BIE-GRA – Graph Algorithms and Complexity Theory


Students get an overview of typical usages of graph models in computing. They learn algorithmic methods of solving graph problems. They understand algorithms for the key application domains of graph theory (flows in networks, heuristic search, approximation of complex problems). Students get basic competence in computer science background: they understand Turing machine models and issues of NP-completeness and NP-hardness.

Lectures Program

  1. Graph models, undirected graphs, isomorphism.
  2. Degree, connectedness, digraphs.
  3. Strong connectedness, acyclic graphs, graph representation and breadth-first traversal.
  4. Depth-first traversal, topologic sort, strong components.
  5. Euler graphs, dominating and independent sets, graph coloring, distance.
  6. Trees, spanning trees, circuits, minimal spanning trees.
  7. Shortest paths, algorithms for $1\to n$ shortest paths.
  8. Algorithms for $n\to n$ shortest paths, planarity.
  9. Flows in networks, maximum flow algorithm.
  10. Cheapest circulation, matchings, assignment problem.
  11. Problem state space, heuristic search.
  12. Turing machines.
  13. Complexity classes, NP-complete problems.
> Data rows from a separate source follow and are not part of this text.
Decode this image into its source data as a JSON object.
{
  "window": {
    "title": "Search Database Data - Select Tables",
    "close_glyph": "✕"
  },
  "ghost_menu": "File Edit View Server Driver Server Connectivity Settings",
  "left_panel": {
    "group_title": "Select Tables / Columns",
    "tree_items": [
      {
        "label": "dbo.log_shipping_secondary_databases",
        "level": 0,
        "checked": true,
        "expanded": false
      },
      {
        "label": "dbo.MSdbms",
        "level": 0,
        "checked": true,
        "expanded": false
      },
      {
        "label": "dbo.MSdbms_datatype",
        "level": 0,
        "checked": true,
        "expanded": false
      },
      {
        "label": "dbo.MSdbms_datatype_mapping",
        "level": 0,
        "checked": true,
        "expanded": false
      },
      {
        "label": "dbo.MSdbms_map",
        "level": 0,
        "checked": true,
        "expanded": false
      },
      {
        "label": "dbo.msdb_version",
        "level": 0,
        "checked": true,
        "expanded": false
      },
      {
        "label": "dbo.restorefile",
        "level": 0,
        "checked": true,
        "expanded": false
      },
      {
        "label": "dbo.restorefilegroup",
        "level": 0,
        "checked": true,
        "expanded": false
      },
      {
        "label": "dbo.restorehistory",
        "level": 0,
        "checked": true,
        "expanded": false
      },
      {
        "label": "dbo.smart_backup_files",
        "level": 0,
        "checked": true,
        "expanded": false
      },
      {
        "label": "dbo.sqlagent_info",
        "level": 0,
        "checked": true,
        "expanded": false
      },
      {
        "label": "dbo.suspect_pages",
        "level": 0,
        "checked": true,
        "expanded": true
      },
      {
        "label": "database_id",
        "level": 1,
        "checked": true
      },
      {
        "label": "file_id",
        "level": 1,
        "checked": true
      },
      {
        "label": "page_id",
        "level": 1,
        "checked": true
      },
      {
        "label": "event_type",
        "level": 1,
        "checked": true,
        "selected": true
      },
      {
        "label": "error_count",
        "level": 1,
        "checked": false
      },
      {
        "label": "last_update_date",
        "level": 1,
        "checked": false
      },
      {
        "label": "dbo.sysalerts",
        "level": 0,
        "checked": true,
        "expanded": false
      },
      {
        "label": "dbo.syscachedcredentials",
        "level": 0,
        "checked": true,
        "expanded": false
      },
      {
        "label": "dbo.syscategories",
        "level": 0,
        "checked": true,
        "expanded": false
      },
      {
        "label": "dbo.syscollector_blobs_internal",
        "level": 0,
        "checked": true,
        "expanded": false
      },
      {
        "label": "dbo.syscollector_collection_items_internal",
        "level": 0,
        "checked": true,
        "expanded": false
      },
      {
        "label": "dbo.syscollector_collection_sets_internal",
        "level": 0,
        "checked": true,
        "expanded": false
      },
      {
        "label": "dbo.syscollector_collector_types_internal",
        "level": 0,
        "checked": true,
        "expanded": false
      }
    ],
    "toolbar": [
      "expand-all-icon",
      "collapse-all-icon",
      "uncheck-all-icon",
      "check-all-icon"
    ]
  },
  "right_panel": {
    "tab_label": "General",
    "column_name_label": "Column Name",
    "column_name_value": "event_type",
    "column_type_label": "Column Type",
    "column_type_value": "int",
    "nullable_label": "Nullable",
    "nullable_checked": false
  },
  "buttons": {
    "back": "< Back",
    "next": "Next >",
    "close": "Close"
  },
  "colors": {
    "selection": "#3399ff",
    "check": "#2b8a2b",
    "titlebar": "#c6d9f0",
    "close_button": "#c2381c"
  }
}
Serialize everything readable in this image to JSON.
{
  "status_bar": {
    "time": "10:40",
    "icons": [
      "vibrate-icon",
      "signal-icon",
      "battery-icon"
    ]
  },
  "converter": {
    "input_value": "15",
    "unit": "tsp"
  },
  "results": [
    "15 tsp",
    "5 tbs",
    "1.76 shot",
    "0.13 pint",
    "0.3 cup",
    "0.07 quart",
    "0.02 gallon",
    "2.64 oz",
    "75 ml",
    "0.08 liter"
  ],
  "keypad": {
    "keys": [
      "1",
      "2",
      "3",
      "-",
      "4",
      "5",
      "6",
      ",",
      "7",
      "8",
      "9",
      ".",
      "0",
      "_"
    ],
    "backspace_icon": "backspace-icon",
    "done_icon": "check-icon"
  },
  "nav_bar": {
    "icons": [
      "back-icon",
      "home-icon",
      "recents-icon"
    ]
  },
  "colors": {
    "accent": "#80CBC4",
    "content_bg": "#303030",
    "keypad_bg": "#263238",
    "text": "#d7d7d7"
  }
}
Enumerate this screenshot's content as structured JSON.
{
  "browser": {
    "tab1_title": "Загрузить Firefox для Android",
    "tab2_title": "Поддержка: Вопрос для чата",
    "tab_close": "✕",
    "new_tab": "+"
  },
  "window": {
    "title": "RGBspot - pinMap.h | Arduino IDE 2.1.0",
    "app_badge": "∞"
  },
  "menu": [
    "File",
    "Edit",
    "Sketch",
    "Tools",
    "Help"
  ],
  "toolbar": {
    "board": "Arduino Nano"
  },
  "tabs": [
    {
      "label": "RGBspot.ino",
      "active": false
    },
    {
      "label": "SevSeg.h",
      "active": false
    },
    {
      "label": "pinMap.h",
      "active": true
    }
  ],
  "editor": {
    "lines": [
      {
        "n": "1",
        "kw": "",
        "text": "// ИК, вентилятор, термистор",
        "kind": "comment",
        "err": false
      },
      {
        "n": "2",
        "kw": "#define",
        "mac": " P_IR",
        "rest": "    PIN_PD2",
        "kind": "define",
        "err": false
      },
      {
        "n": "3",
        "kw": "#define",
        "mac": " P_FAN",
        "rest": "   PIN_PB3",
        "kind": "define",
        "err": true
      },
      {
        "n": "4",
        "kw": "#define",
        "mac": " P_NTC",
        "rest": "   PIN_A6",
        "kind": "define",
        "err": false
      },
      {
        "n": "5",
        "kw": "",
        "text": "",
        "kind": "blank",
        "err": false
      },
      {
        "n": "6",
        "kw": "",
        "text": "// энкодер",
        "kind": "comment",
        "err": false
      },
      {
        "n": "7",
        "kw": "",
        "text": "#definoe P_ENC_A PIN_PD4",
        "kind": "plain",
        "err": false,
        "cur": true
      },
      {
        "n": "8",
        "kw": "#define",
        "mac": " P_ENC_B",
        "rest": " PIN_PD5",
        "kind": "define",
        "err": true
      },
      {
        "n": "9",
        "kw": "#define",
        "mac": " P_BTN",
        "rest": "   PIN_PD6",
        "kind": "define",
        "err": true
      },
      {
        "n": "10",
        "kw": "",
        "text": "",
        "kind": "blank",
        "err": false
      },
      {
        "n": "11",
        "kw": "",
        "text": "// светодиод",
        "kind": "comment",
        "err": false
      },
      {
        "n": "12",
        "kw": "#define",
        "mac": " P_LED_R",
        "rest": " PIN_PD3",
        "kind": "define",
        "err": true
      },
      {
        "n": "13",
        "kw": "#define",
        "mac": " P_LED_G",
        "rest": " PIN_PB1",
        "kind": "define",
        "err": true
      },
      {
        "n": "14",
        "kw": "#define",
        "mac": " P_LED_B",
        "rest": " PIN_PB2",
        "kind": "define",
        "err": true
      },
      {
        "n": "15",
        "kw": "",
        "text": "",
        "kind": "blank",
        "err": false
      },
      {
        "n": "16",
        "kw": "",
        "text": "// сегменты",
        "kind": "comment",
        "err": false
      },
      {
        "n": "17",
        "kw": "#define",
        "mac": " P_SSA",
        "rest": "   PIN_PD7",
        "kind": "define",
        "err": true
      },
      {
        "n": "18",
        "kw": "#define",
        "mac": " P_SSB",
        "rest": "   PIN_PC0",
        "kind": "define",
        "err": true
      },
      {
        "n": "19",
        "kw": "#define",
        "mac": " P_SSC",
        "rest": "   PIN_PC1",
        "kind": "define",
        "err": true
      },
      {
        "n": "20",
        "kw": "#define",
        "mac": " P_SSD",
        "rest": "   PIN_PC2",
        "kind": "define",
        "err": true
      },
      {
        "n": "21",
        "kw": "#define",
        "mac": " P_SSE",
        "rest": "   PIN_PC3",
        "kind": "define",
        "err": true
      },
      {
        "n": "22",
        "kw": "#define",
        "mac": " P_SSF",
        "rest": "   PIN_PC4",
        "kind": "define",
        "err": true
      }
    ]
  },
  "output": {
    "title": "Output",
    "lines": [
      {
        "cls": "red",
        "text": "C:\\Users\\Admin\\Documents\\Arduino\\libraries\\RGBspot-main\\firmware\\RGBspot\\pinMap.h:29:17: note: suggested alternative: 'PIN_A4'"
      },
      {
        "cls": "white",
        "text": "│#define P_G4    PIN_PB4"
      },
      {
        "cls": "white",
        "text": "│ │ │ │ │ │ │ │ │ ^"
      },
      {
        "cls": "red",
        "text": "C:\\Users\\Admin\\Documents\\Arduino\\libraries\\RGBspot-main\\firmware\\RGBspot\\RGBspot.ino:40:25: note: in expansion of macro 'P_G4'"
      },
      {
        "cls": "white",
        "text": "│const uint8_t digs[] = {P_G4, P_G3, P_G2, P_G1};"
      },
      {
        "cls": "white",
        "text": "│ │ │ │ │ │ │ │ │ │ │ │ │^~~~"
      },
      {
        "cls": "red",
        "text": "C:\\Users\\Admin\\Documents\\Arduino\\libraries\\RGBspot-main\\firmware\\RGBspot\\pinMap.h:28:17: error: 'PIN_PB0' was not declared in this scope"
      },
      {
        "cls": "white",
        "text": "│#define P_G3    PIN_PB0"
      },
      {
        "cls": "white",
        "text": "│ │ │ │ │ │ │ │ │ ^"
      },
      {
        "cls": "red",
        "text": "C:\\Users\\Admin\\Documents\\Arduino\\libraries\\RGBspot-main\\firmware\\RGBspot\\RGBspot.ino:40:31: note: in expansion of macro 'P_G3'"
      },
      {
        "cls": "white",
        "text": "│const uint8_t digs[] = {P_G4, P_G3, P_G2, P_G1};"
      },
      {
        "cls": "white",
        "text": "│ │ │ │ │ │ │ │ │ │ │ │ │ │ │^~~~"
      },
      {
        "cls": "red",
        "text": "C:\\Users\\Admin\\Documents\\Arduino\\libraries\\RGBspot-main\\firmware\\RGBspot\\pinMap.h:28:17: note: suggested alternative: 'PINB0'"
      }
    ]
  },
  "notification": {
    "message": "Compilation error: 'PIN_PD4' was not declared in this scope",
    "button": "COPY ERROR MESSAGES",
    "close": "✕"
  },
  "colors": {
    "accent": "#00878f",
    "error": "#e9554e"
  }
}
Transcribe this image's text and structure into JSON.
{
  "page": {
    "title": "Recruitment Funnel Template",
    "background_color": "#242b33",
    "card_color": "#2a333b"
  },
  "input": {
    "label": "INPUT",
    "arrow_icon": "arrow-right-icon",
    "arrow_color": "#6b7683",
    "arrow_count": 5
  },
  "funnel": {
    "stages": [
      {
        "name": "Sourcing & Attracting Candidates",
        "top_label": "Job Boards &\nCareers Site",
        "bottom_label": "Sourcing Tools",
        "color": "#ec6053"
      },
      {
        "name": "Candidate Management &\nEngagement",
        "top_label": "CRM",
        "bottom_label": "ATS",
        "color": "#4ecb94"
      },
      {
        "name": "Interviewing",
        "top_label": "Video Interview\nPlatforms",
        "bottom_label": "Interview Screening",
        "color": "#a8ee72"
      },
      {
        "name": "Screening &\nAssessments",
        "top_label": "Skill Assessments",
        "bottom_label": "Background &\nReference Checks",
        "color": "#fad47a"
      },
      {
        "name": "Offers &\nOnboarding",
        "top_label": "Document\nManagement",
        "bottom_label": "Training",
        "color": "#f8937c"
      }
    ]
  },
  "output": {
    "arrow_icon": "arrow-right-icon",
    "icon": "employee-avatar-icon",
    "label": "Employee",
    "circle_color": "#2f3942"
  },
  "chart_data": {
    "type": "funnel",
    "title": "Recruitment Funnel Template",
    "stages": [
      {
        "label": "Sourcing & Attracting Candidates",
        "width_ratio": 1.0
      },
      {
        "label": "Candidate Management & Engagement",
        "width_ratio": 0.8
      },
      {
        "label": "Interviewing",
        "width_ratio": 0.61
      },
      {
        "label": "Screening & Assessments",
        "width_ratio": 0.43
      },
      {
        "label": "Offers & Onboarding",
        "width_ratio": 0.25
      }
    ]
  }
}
Approximation algorithms.

Labs Program

  1. Induction, recursion, recurrence.
  2. Trees and their computer representation, tree traversals.
  3. Graph properties (isomorphism, connectedness, components, node degrees).
  4. Strong connectedness, decomposition into strong components, topological sort.
  5. Graph representations and traversals.
  6. Eulerian trail, Chinese postman problem, project selection.
  7. Independence, dominance, chromatic number, cyclomatic number.
  8. Trees, spanning trees and minimal spanning trees.
  9. Shortest paths.
  10. Shortest paths, planarity, project work (consultation).
  11. Flows in networks, circulations, matchings.
  12. Heuristic search algorithms.
  13. Turing machines.

Last modified: 7.9.2010, 11:10